While looking for references on LinkedIn, it is necessary to know how to get recommendations on the website and who you can ask for references. Sufficient research on how to manage the received recommendations is also required.
freferences on resieThe old school ways of getting references still retain the same importance. But the professional networking sites are gaining prominence as more and more employers are looking towards them to scout for employees.
Getting recommendations and having reliable references on your resume can be a tough task.
Even tougher can be the task of knowing how to make the most of such references. Several factors determine whether the recommendations you get are going to get will do you any good or they won’t.
Ranging from knowing how to get your reference across to the employer to know which of the references are good enough for you, the task is tricky.
It can easily be managed given the right research and familiarity with the limitations of a recommendation.
An excellent way to start is making a list of potential references that have a reasonable opinion of your professional capacity and integrity.
7) References on a Resume: What else is necessary?
Apart from knowing who is possibly a positive reference, it is necessary to understand how to use those references. So don't forget to consider these critical points as well:
- Be polite and phrase your request carefully not to put the person on the spot. You should ask if he or she would be comfortable being your reference.
- If the person is open to participating, ask for a possible letter of recommendation as well, or a LinkedIn recommendation (look for information about how to gain recommendations on the professional networking website).
- Follow up and thank your job references after they agree to help you.

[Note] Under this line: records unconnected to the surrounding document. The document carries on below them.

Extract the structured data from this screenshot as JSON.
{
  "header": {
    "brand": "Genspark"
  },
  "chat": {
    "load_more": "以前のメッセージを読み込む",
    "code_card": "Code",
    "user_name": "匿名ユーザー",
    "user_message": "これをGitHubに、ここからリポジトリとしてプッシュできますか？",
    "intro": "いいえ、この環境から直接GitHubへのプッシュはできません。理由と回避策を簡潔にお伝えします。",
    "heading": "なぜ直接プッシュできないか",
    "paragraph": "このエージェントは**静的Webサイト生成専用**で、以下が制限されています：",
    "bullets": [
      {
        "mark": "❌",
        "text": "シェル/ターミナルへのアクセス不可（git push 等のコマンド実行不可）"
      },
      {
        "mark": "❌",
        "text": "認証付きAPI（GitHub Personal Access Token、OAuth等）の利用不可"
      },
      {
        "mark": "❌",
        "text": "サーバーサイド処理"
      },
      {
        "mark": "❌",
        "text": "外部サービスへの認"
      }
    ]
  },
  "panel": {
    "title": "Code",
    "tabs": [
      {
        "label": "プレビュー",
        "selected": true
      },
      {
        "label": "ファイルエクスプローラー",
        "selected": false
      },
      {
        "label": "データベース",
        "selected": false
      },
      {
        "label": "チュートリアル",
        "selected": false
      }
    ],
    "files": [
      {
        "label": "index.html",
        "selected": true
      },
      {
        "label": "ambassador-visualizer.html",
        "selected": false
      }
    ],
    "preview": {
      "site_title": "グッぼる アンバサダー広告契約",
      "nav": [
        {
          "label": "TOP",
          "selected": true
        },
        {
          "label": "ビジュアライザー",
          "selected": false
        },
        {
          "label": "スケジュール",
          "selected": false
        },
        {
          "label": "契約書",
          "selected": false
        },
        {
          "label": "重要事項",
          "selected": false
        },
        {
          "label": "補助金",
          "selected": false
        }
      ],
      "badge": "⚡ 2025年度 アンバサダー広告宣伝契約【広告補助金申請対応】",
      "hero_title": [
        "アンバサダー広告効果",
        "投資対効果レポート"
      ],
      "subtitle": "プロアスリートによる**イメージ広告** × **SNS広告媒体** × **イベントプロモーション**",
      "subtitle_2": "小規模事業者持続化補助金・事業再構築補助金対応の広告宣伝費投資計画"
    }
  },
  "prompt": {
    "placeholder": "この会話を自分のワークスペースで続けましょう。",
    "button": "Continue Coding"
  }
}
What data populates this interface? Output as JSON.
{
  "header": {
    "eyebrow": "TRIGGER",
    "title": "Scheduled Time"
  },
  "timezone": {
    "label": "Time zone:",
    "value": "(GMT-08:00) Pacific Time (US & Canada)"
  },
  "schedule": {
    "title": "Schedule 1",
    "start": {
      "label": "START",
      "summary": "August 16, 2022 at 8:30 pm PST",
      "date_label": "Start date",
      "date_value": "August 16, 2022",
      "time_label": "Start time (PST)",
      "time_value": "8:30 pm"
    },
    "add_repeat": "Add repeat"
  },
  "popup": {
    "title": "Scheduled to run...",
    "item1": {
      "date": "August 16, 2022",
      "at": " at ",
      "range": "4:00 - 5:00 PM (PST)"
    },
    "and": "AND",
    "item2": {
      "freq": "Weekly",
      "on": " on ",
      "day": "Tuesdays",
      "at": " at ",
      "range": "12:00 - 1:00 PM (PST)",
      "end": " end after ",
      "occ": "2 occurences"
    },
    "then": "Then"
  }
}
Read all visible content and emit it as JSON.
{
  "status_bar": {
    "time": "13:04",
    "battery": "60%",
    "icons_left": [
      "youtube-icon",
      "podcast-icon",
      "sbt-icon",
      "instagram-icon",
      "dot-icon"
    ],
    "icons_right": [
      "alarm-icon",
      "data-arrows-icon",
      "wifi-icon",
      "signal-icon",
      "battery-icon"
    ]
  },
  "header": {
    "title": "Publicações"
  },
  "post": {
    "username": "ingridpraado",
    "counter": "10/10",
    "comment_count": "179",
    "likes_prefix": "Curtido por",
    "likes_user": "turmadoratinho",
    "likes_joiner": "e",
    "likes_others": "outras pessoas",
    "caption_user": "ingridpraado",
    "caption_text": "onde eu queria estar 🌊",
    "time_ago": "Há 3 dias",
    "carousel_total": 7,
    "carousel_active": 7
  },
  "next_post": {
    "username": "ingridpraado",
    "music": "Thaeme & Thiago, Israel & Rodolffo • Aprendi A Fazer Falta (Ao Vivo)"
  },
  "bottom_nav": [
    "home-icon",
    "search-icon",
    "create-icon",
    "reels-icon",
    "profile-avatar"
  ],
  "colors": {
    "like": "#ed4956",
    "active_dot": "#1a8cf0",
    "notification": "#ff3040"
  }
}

- Keep in touch and keep your references up-to-date. Think they are an essential part of your network. Consider being their reference as well and let them know about your accomplishments and your career success.
Also, It would take time, but once you put your positive job references on a resume, your chances of attracting an employer online multiply.
A professional reference is by far the best form of recommendation you can get. It is essential to know how to use that reference and how to recognize a trusted professional reference.
For a professional reference to work efficiently for you, your reference needs to know about you in a work-related sense. A relative who has never worked with or around you will know you only as a relative.
It is one way to stand out among your peers if only you properly list those job references on a resume. Most times, a professional reference can be a teacher, a former employer, or a colleague at your previous office.
So be prepared. Know the person you will ask a reference. Let them know they are your reference beforehand, try to anticipate the type of question the recruiter will ask, and support your references with LinkedIn recommendations. Also, don’t lie because the background check will eventually be done.
Good Luck! What else do you suggest?